Why do they want Delphi to be free, and are not satisfied by say Free Pascal/Lazarus, or any other development tool? I guess the answer is simple. Greed. Look at what they would like:
- A barebone Delphi, but with the full IDE/compiler and some basic controls
- But is should not put any nag screen or other visible information into the executable
- But it has to be able to install third party controls, at least the free ones.
- But it should be usable for commercial development (although someone would accept it couldn't, but how Embarcadero could enforce it is a mistery).
See the trick? With such a product and some free libraries, say JCL/JVCL, Indy and Zeos or the like, add Firebird/PostGres/MySQL and you can easily build a full professional development tool for free - or almost. The very architecture of Delphi allows this.

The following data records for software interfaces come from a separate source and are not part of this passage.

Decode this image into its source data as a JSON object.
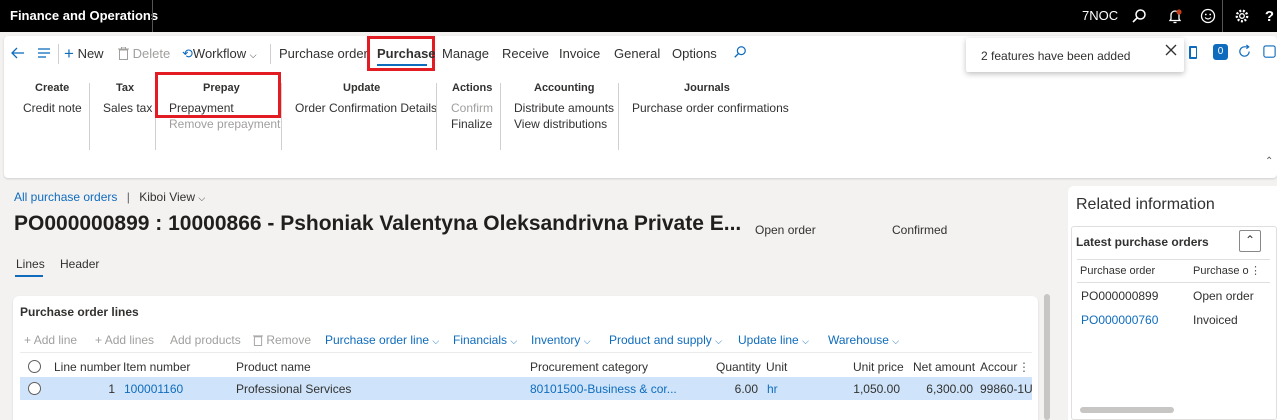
{
  "topbar": {
    "app_name": "Finance and Operations",
    "company": "7NOC",
    "icons": [
      "search-icon",
      "notifications-icon",
      "feedback-smiley-icon",
      "settings-gear-icon",
      "help-icon"
    ]
  },
  "toolbar": {
    "new_label": "New",
    "delete_label": "Delete",
    "workflow_label": "Workflow",
    "tabs": [
      "Purchase order",
      "Purchase",
      "Manage",
      "Receive",
      "Invoice",
      "General",
      "Options"
    ],
    "active_tab": "Purchase",
    "notification_count": "0"
  },
  "toast": {
    "message": "2 features have been added"
  },
  "ribbon": {
    "create": {
      "header": "Create",
      "items": [
        "Credit note"
      ]
    },
    "tax": {
      "header": "Tax",
      "items": [
        "Sales tax"
      ]
    },
    "prepay": {
      "header": "Prepay",
      "items": [
        "Prepayment",
        "Remove prepayment"
      ]
    },
    "update": {
      "header": "Update",
      "items": [
        "Order Confirmation Details"
      ]
    },
    "actions": {
      "header": "Actions",
      "items": [
        "Confirm",
        "Finalize"
      ]
    },
    "accounting": {
      "header": "Accounting",
      "items": [
        "Distribute amounts",
        "View distributions"
      ]
    },
    "journals": {
      "header": "Journals",
      "items": [
        "Purchase order confirmations"
      ]
    }
  },
  "breadcrumb": {
    "link": "All purchase orders",
    "separator": "|",
    "view": "Kiboi View"
  },
  "header": {
    "title": "PO000000899 : 10000866 - Pshoniak Valentyna Oleksandrivna Private E...",
    "status": "Open order",
    "approval": "Confirmed"
  },
  "page_tabs": [
    "Lines",
    "Header"
  ],
  "lines_card": {
    "title": "Purchase order lines",
    "toolbar": [
      "Add line",
      "Add lines",
      "Add products",
      "Remove"
    ],
    "menus": [
      "Purchase order line",
      "Financials",
      "Inventory",
      "Product and supply",
      "Update line",
      "Warehouse"
    ],
    "columns": [
      "Line number",
      "Item number",
      "Product name",
      "Procurement category",
      "Quantity",
      "Unit",
      "Unit price",
      "Net amount",
      "Accour"
    ],
    "rows": [
      {
        "line_number": "1",
        "item_number": "100001160",
        "product_name": "Professional Services",
        "category": "80101500-Business & cor...",
        "quantity": "6.00",
        "unit": "hr",
        "unit_price": "1,050.00",
        "net_amount": "6,300.00",
        "account": "99860-1U"
      }
    ]
  },
  "related": {
    "title": "Related information",
    "section": "Latest purchase orders",
    "columns": [
      "Purchase order",
      "Purchase o"
    ],
    "rows": [
      {
        "po": "PO000000899",
        "status": "Open order"
      },
      {
        "po": "PO000000760",
        "status": "Invoiced"
      }
    ]
  },
  "colors": {
    "accent": "#0f6cbd",
    "highlight": "#e31c23",
    "selected_row": "#cfe4fa"
  }
}
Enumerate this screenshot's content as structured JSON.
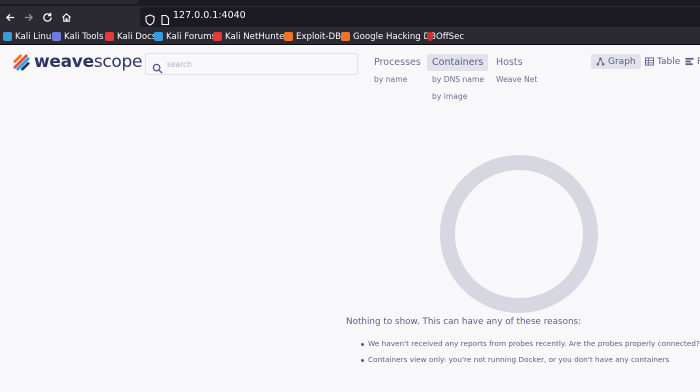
{
  "browser": {
    "url": "127.0.0.1:4040",
    "bookmarks": [
      {
        "label": "Kali Linux",
        "color": "#3a9bdc"
      },
      {
        "label": "Kali Tools",
        "color": "#6d7ddc"
      },
      {
        "label": "Kali Docs",
        "color": "#e23b3b"
      },
      {
        "label": "Kali Forums",
        "color": "#3a9bdc"
      },
      {
        "label": "Kali NetHunter",
        "color": "#e23b3b"
      },
      {
        "label": "Exploit-DB",
        "color": "#f0742a"
      },
      {
        "label": "Google Hacking DB",
        "color": "#f0742a"
      },
      {
        "label": "OffSec",
        "color": "#d0302f"
      }
    ]
  },
  "app": {
    "logo": {
      "bold": "weave",
      "light": "scope"
    },
    "search": {
      "placeholder": "search",
      "value": ""
    },
    "topologies": [
      {
        "label": "Processes",
        "active": false,
        "subs": [
          "by name"
        ]
      },
      {
        "label": "Containers",
        "active": true,
        "subs": [
          "by DNS name",
          "by image"
        ]
      },
      {
        "label": "Hosts",
        "active": false,
        "subs": [
          "Weave Net"
        ]
      }
    ],
    "views": [
      {
        "label": "Graph",
        "active": true,
        "icon": "graph-icon"
      },
      {
        "label": "Table",
        "active": false,
        "icon": "table-icon"
      },
      {
        "label": "R",
        "active": false,
        "icon": "resources-icon"
      }
    ],
    "empty": {
      "title": "Nothing to show. This can have any of these reasons:",
      "reasons": [
        "We haven't received any reports from probes recently. Are the probes properly connected?",
        "Containers view only: you're not running Docker, or you don't have any containers"
      ]
    },
    "colors": {
      "brand": "#2e3560",
      "accent": "#f0742a",
      "ring": "#d6d7e1"
    }
  }
}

That would be not as powerful as the full Enterprise version maybe, but perfectly able to compete with the Pro version (which I believe is too little for its price), and perfectly able to build the average Delphi applications many Delphi little shops live upon - allowing them to maximize their revenues and exploit the latest Delphi technology without spending a dime, many don't take advantage of Delphi more advanced components anyway.
I am sure many advocates of a free/cheap Delphi version strive for this. And they don't give a damn about the feasibility of it, and the impact it would have on actual sales and prices - and if it would doom Delphi because dwindling sales may mean to shut down the whole business. They are shortsighted as those who have been managing Delphi in these years - they can't look beyond their nose, and are ready to send everything to hell just to be able to take some advantages in the nearest future.
Does Delphi need some changes? Sure. The actual SKUs are a nonsense. They are the same of 1995, but the development landscape changed a lot. Probably the Pro could be made a little cheaper, or should be made more appealing - IMHO having just local database connectivity is very stupid in that price range. The Enterprise one needs more and better enterprise-level features and libraries, the "new" Datasnap looks a very primitive RPC technology and don't justify its price, nor a couple of dbExpress driver more. Maybe there could be space for a stripped down version, but how and how much is not easy to tell - it should bring new sales, not erode the actual ones.
We must accept that Turbo Pascal days are over. It is true it was at $49, but it was TP 1. TP7 and BP7 were already much more complex and expensive. Many Turbo Pascal hobbyists became professional developers, as I did. And what I need now is not a cheap Delphi, I need a powerful Delphi allowing me to cope with today application needs. I know I have to invest money in the tools I need, be them hardware or software. I am not afraid to pay for Delphi, I only wish I could pay a favourable price/features ratio, not throw money away in another Delphi 2005 - or found one day that there would be no Delphi anymore because the free editions was the only one most developers got.